Recently, Supreme Court dismissed the special leave petition filed by the Revenue against Delhi HC ruling in Global Vantedge case [TS-1-SC-2014-TP].  Earlier Delhi HC confirmed the ITAT ruling which had in turned confirmed the findings of CIT(A). Ruling in favour of the assessee, the CIT(A) deleted TP addition in assessee's case. The CIT(A) held that arm's length price of a transaction cannot exceed the final price charged to third party for the services rendered by the entire Group. The CIT(A) also held that though the least complex party is to be selected as tested party, a foreign entity could not be chosen since it would be difficult to compare entities in different jurisdictions owing to difference in the geographical locations. It would also be difficult to obtain all relevant facts that could lead to a proper FAR analysis. While confirming the CIT(A) conclusion, ITAT  upheld the order of the CIT(A) on the ground that the neither assessee nor Revenue had been able to provide any basis or material to rebut the findings and conclusions of the CIT(A) [TS-12-ITAT-2009(DEL)]. 
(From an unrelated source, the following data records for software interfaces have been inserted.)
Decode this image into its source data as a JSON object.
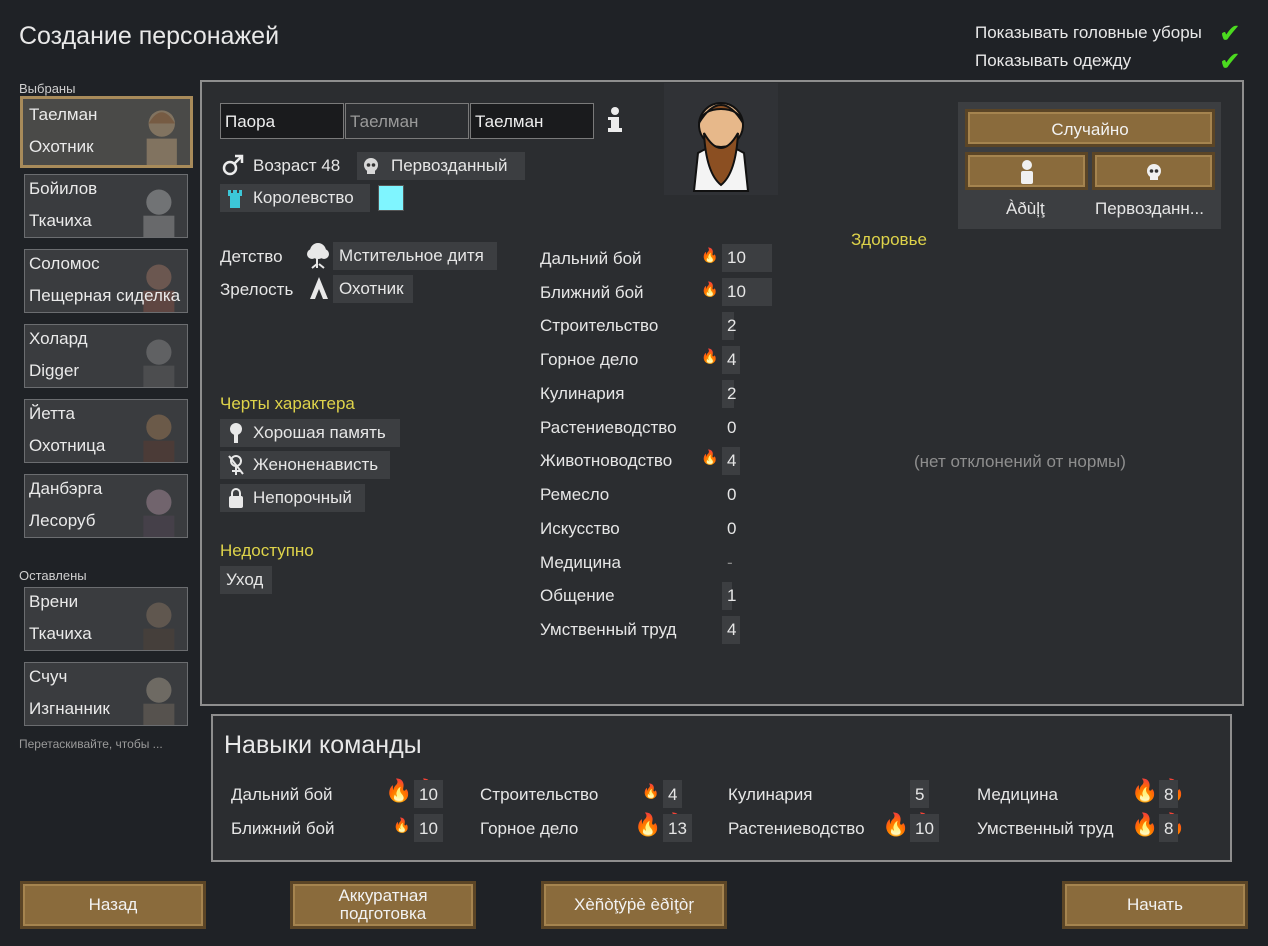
{
  "header": {
    "title": "Создание персонажей",
    "show_headgear": "Показывать головные уборы",
    "show_apparel": "Показывать одежду"
  },
  "sidebar": {
    "chosen_label": "Выбраны",
    "left_label": "Оставлены",
    "drag_hint": "Перетаскивайте, чтобы ...",
    "chosen": [
      {
        "name": "Таелман",
        "role": "Охотник"
      },
      {
        "name": "Бойилов",
        "role": "Ткачиха"
      },
      {
        "name": "Соломос",
        "role": "Пещерная сиделка"
      },
      {
        "name": "Холард",
        "role": "Digger"
      },
      {
        "name": "Йетта",
        "role": "Охотница"
      },
      {
        "name": "Данбэрга",
        "role": "Лесоруб"
      }
    ],
    "left": [
      {
        "name": "Врени",
        "role": "Ткачиха"
      },
      {
        "name": "Счуч",
        "role": "Изгнанник"
      }
    ]
  },
  "pawn": {
    "first_name": "Паора",
    "nick_placeholder": "Таелман",
    "last_name": "Таелман",
    "age": "Возраст 48",
    "xenotype": "Первозданный",
    "faction": "Королевство",
    "favorite_color": "#7ff5ff"
  },
  "backstory": {
    "childhood_label": "Детство",
    "childhood": "Мстительное дитя",
    "adulthood_label": "Зрелость",
    "adulthood": "Охотник"
  },
  "traits": {
    "label": "Черты характера",
    "items": [
      "Хорошая память",
      "Женоненависть",
      "Непорочный"
    ]
  },
  "incapable": {
    "label": "Недоступно",
    "items": [
      "Уход"
    ]
  },
  "skills": [
    {
      "name": "Дальний бой",
      "value": "10",
      "passion": 1
    },
    {
      "name": "Ближний бой",
      "value": "10",
      "passion": 1
    },
    {
      "name": "Строительство",
      "value": "2",
      "passion": 0
    },
    {
      "name": "Горное дело",
      "value": "4",
      "passion": 1
    },
    {
      "name": "Кулинария",
      "value": "2",
      "passion": 0
    },
    {
      "name": "Растениеводство",
      "value": "0",
      "passion": 0
    },
    {
      "name": "Животноводство",
      "value": "4",
      "passion": 1
    },
    {
      "name": "Ремесло",
      "value": "0",
      "passion": 0
    },
    {
      "name": "Искусство",
      "value": "0",
      "passion": 0
    },
    {
      "name": "Медицина",
      "value": "-",
      "passion": 0
    },
    {
      "name": "Общение",
      "value": "1",
      "passion": 0
    },
    {
      "name": "Умственный труд",
      "value": "4",
      "passion": 0
    }
  ],
  "health": {
    "label": "Здоровье",
    "empty": "(нет отклонений от нормы)"
  },
  "randomize": {
    "random_button": "Случайно",
    "adult_label": "Àðùļţ",
    "xeno_label": "Первозданн..."
  },
  "team": {
    "title": "Навыки команды",
    "skills": [
      {
        "name": "Дальний бой",
        "value": "10",
        "passion": 2
      },
      {
        "name": "Ближний бой",
        "value": "10",
        "passion": 1
      },
      {
        "name": "Строительство",
        "value": "4",
        "passion": 1
      },
      {
        "name": "Горное дело",
        "value": "13",
        "passion": 2
      },
      {
        "name": "Кулинария",
        "value": "5",
        "passion": 0
      },
      {
        "name": "Растениеводство",
        "value": "10",
        "passion": 2
      },
      {
        "name": "Медицина",
        "value": "8",
        "passion": 2
      },
      {
        "name": "Умственный труд",
        "value": "8",
        "passion": 2
      }
    ]
  },
  "footer": {
    "back": "Назад",
    "prep_line1": "Аккуратная",
    "prep_line2": "подготовка",
    "xeno_editor": "Xèñòţýṗè èðìţòŗ",
    "start": "Начать"
  },
  "colors": {
    "passion": "#f0a020",
    "check": "#4bdb1f",
    "header_yellow": "#ded34a",
    "button": "#8a6b3c"
  }
}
On appeal by Revenue, Delhi HC held that ITAT didn't act illegally or irregularly in confirming CIT(A)'s order absent any cogent reasons [[TS-55-HC-2013(DEL)-TP]. The Revenue had contended that it was incumbent upon the Tribunal to record its own findings rather than merely confirming the findings of the CIT(A).  However, HC observed that Revenue had not controverted CIT(A)'s findings or pointed out any new evidence and it was not necessary for ITAT to repeat findings similar to that of CIT(A). 


This is the first transfer pricing case on merits which had been disposed of by the Supreme Court.  But, it is one word order ("dismissed") and there is no discussion in the Supreme Court order. Justice Dattu, while dismissing the case, is believed to have told the Revenue counsels that they had not been able to bring material on record to controvert CIT (A)'s findings and that seems to be the main ground for dismissal. So, the question arises as to the precedence value of this SC ruling.  Does the ratio of HC or ITAT or CIT(A) in this case stand confirmed by the Apex Court?  
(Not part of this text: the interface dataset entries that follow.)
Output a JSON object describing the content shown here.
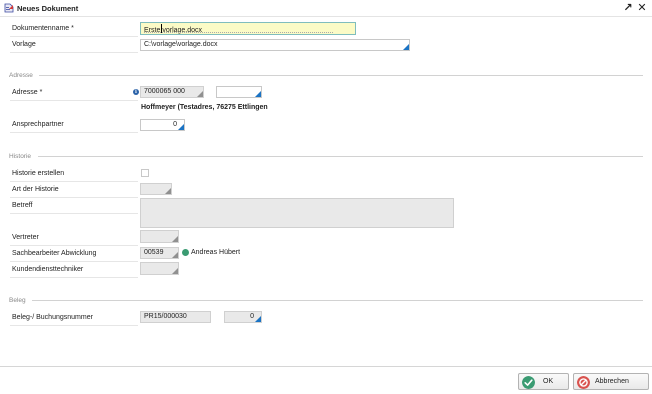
{
  "window": {
    "title": "Neues Dokument",
    "expand_icon": "↗",
    "close_icon": "✕"
  },
  "form": {
    "dokumentenname": {
      "label": "Dokumentenname *",
      "value_before_caret": "Erste",
      "value_after_caret": "vorlage.docx"
    },
    "vorlage": {
      "label": "Vorlage",
      "value": "C:\\vorlage\\vorlage.docx"
    }
  },
  "adresse_section": {
    "title": "Adresse",
    "adresse": {
      "label": "Adresse *",
      "value": "7000065 000",
      "extra_value": "",
      "address_text": "Hoffmeyer (Testadres, 76275 Ettlingen"
    },
    "ansprechpartner": {
      "label": "Ansprechpartner",
      "value": "0"
    }
  },
  "historie_section": {
    "title": "Historie",
    "historie_erstellen": {
      "label": "Historie erstellen",
      "checked": false
    },
    "art_der_historie": {
      "label": "Art der Historie",
      "value": ""
    },
    "betreff": {
      "label": "Betreff",
      "value": ""
    },
    "vertreter": {
      "label": "Vertreter",
      "value": ""
    },
    "sachbearbeiter": {
      "label": "Sachbearbeiter Abwicklung",
      "value": "00539",
      "name": "Andreas Hübert",
      "status_color": "#3a9b72"
    },
    "kundendiensttechniker": {
      "label": "Kundendiensttechniker",
      "value": ""
    }
  },
  "beleg_section": {
    "title": "Beleg",
    "belegnummer": {
      "label": "Beleg-/ Buchungsnummer",
      "value": "PR15/000030",
      "position": "0"
    }
  },
  "footer": {
    "ok_label": "OK",
    "cancel_label": "Abbrechen",
    "ok_color": "#3a9b72",
    "cancel_color": "#d9534f"
  }
}
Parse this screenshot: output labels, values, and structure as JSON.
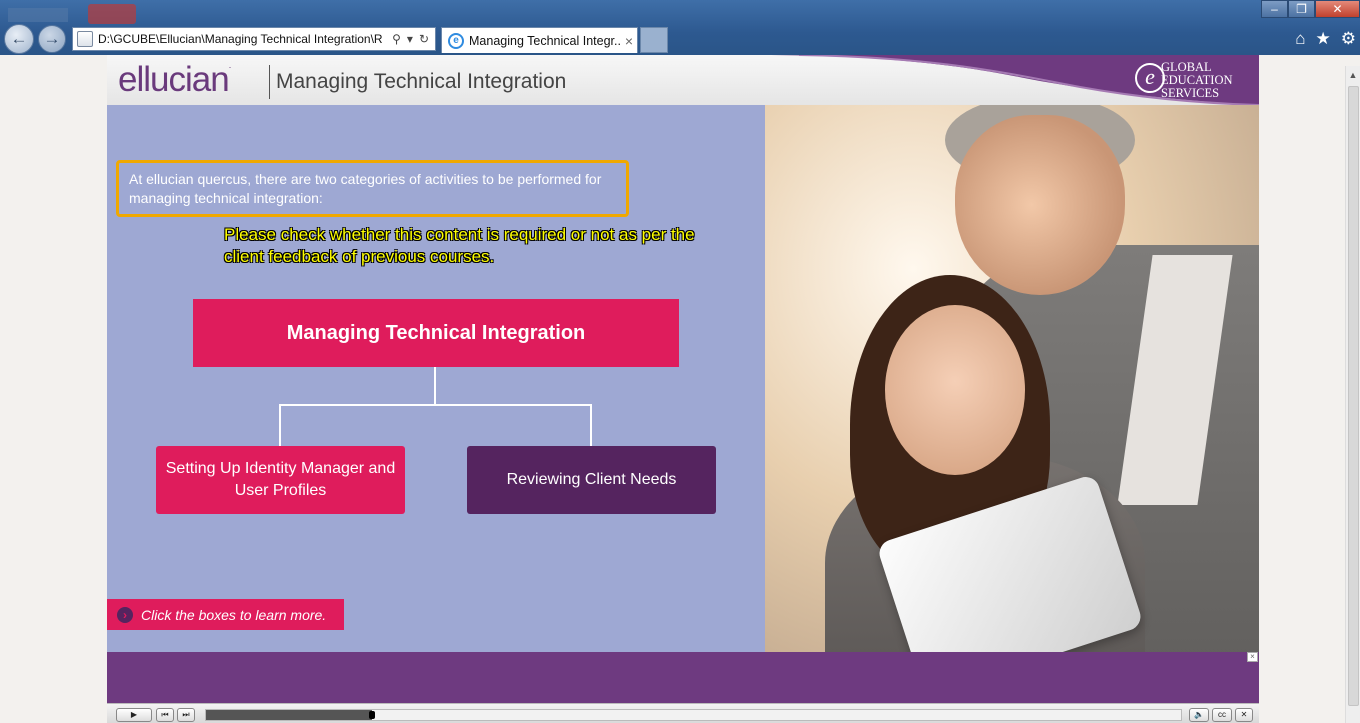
{
  "browser": {
    "address": "D:\\GCUBE\\Ellucian\\Managing Technical Integration\\R",
    "tab_title": "Managing Technical Integr...",
    "tab_close": "×",
    "search_glyph": "⚲",
    "dropdown_glyph": "▾",
    "refresh_glyph": "↻",
    "back_glyph": "←",
    "forward_glyph": "→",
    "home_glyph": "⌂",
    "favorites_glyph": "★",
    "tools_glyph": "⚙",
    "minimize_glyph": "‒",
    "restore_glyph": "❐",
    "close_glyph": "✕"
  },
  "header": {
    "logo": "ellucian",
    "logo_mark": ".",
    "course_title": "Managing Technical Integration",
    "brand_letter": "e",
    "brand_line1": "GLOBAL",
    "brand_line2": "EDUCATION",
    "brand_line3": "SERVICES"
  },
  "content": {
    "intro": "At ellucian quercus, there are two categories of activities to be performed for managing technical integration:",
    "reviewer_note": "Please check whether this content is required or not as per the client feedback of previous courses.",
    "main_box": "Managing Technical Integration",
    "child_1": "Setting Up Identity Manager and User Profiles",
    "child_2": "Reviewing Client Needs",
    "hint": "Click the boxes to learn more.",
    "hint_glyph": "›"
  },
  "player": {
    "progress": 0.17,
    "play_glyph": "▶",
    "prev_glyph": "⏮",
    "next_glyph": "⏭",
    "volume_glyph": "🔈",
    "cc_label": "cc",
    "close_glyph": "✕"
  },
  "colors": {
    "accent_pink": "#df1c5c",
    "accent_purple": "#55245f",
    "panel_lavender": "#9ea8d3",
    "footer_purple": "#6e3a80",
    "highlight_orange": "#f0a800",
    "note_yellow": "#ffff00"
  }
}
In this context, well known tax expert Mr. Gautam Doshi opines that "this is not a 'dismissal' post consideration of merits and does not constitute a precedent." He feels that it would be more correct to say that Supreme Court 'refused to admit the SLP' by the Department and the refusal to admit does not mean that the principle on the basis of which the ITAT or the High Court decided the matter, is approved by the SC.
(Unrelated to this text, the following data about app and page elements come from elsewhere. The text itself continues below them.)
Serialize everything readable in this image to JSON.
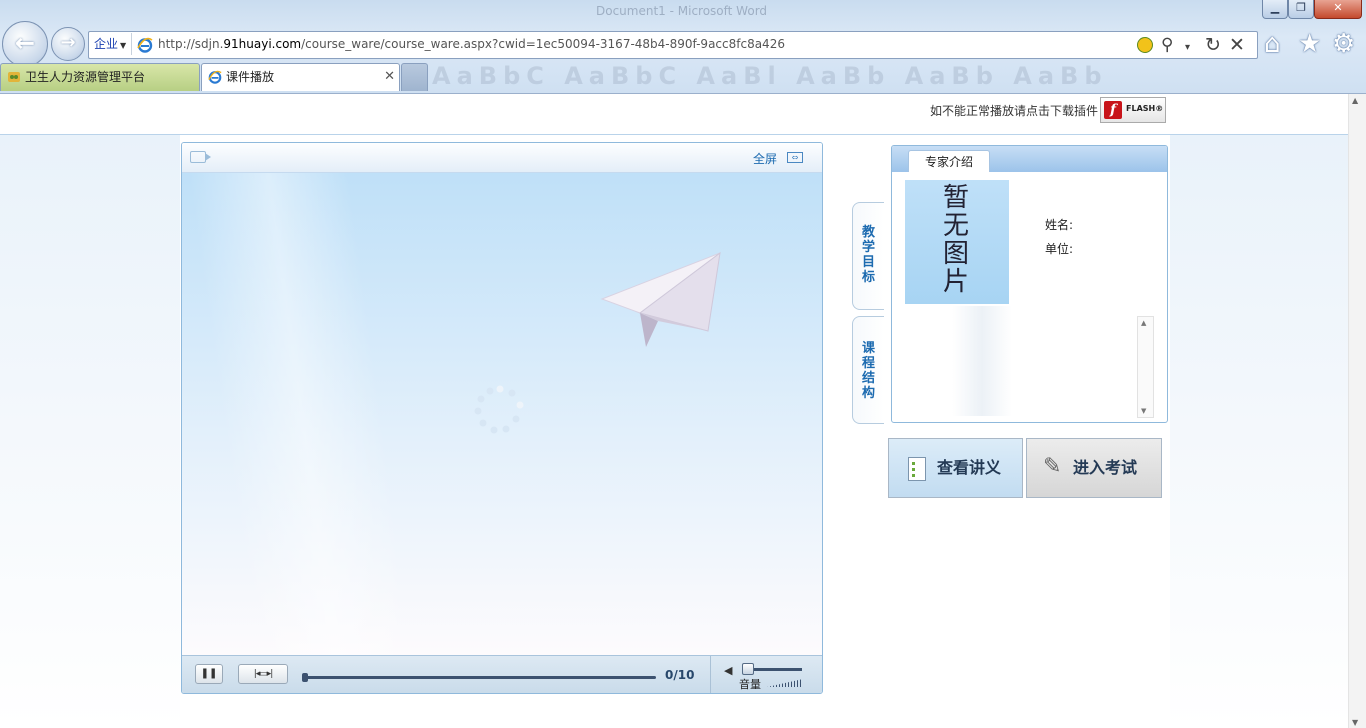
{
  "window": {
    "ghost_title": "Document1 - Microsoft Word",
    "min_glyph": "▁",
    "restore_glyph": "❐",
    "close_glyph": "✕"
  },
  "browser": {
    "back_glyph": "←",
    "forward_glyph": "→",
    "enterprise_label": "企业",
    "url_prefix": "http://sdjn.",
    "url_domain": "91huayi.com",
    "url_path": "/course_ware/course_ware.aspx?cwid=1ec50094-3167-48b4-890f-9acc8fc8a426",
    "icons": {
      "search": "⚲",
      "dropdown": "▾",
      "refresh": "↻",
      "stop": "✕",
      "home": "⌂",
      "favorites": "★",
      "tools": "⚙"
    },
    "tabs": [
      {
        "label": "卫生人力资源管理平台",
        "active": false
      },
      {
        "label": "课件播放",
        "active": true
      }
    ],
    "tab_close_glyph": "✕",
    "ghost_ribbon": "AaBbC AaBbC AaBl AaBb AaBb AaBb"
  },
  "page": {
    "flash_note": "如不能正常播放请点击下载插件",
    "flash_logo_letter": "f",
    "flash_badge": "FLASH®",
    "player": {
      "fullscreen_label": "全屏",
      "fullscreen_glyph": "⇔",
      "pause_glyph": "❚❚",
      "step_glyph": "|◂▭▸|",
      "time": "0/10",
      "progress": 0,
      "volume_glyph": "◀",
      "volume_label": "音量",
      "volume_level": 0
    },
    "side_tabs": {
      "goal": "教学目标",
      "structure": "课程结构"
    },
    "expert": {
      "tab_label": "专家介绍",
      "photo_placeholder": "暂无图片",
      "name_label": "姓名:",
      "unit_label": "单位:",
      "scroll_up": "▲",
      "scroll_down": "▼"
    },
    "actions": {
      "handout": "查看讲义",
      "exam": "进入考试",
      "pencil_glyph": "✎"
    },
    "scroll_up": "▲",
    "scroll_down": "▼"
  }
}
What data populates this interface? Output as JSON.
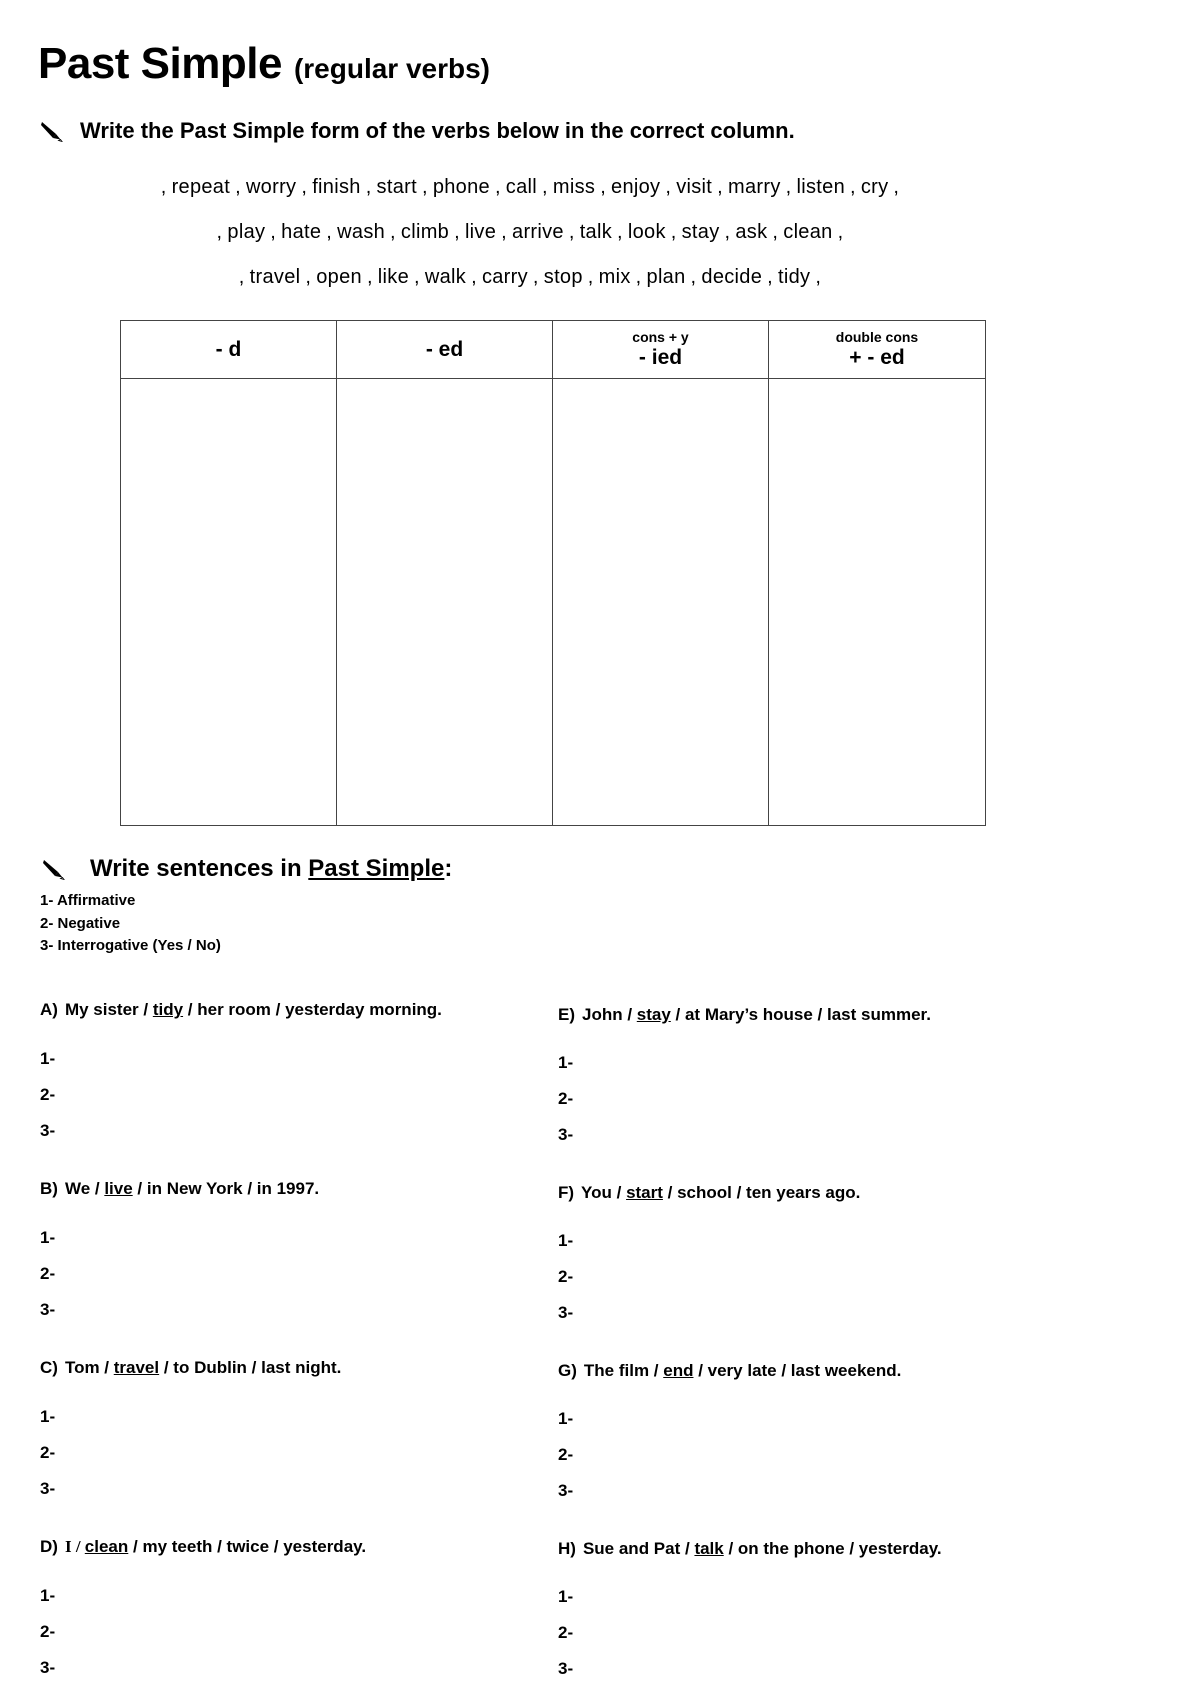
{
  "title": {
    "main": "Past Simple",
    "sub": "(regular verbs)"
  },
  "instruction_1": {
    "icon": "pencil-icon",
    "text": "Write the Past Simple form of the verbs below in the correct column."
  },
  "verb_list": {
    "rows": [
      [
        "repeat",
        "worry",
        "finish",
        "start",
        "phone",
        "call",
        "miss",
        "enjoy",
        "visit",
        "marry",
        "listen",
        "cry"
      ],
      [
        "play",
        "hate",
        "wash",
        "climb",
        "live",
        "arrive",
        "talk",
        "look",
        "stay",
        "ask",
        "clean"
      ],
      [
        "travel",
        "open",
        "like",
        "walk",
        "carry",
        "stop",
        "mix",
        "plan",
        "decide",
        "tidy"
      ]
    ],
    "separator": ","
  },
  "table": {
    "headers": [
      {
        "small": "",
        "big": "- d"
      },
      {
        "small": "",
        "big": "- ed"
      },
      {
        "small": "cons + y",
        "big": "- ied"
      },
      {
        "small": "double cons",
        "big": "+ - ed"
      }
    ],
    "cells": [
      "",
      "",
      "",
      ""
    ]
  },
  "instruction_2": {
    "icon": "pencil-icon",
    "text_before": "Write sentences in ",
    "text_underlined": "Past Simple",
    "text_after": ":"
  },
  "modes": [
    "1- Affirmative",
    "2- Negative",
    "3- Interrogative (Yes / No)"
  ],
  "answer_labels": [
    "1-",
    "2-",
    "3-"
  ],
  "exercises_left": [
    {
      "letter": "A)",
      "before": "My sister / ",
      "verb": "tidy",
      "after": " / her room / yesterday morning."
    },
    {
      "letter": "B)",
      "before": "We / ",
      "verb": "live",
      "after": " / in New York / in 1997."
    },
    {
      "letter": "C)",
      "before": "Tom / ",
      "verb": "travel",
      "after": " / to Dublin / last night."
    },
    {
      "letter": "D)",
      "before": "I / ",
      "verb": "clean",
      "after": " / my teeth / twice / yesterday."
    }
  ],
  "exercises_right": [
    {
      "letter": "E)",
      "before": "John / ",
      "verb": "stay",
      "after": " / at Mary’s house / last summer."
    },
    {
      "letter": "F)",
      "before": "You / ",
      "verb": "start",
      "after": " / school / ten years ago."
    },
    {
      "letter": "G)",
      "before": "The film / ",
      "verb": "end",
      "after": " / very late / last weekend."
    },
    {
      "letter": "H)",
      "before": "Sue and Pat  / ",
      "verb": "talk",
      "after": " / on the phone / yesterday."
    }
  ],
  "colors": {
    "text": "#000000",
    "background": "#ffffff",
    "table_border": "#444444"
  }
}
We welcome views from our readers on the precedence value of SC ruling...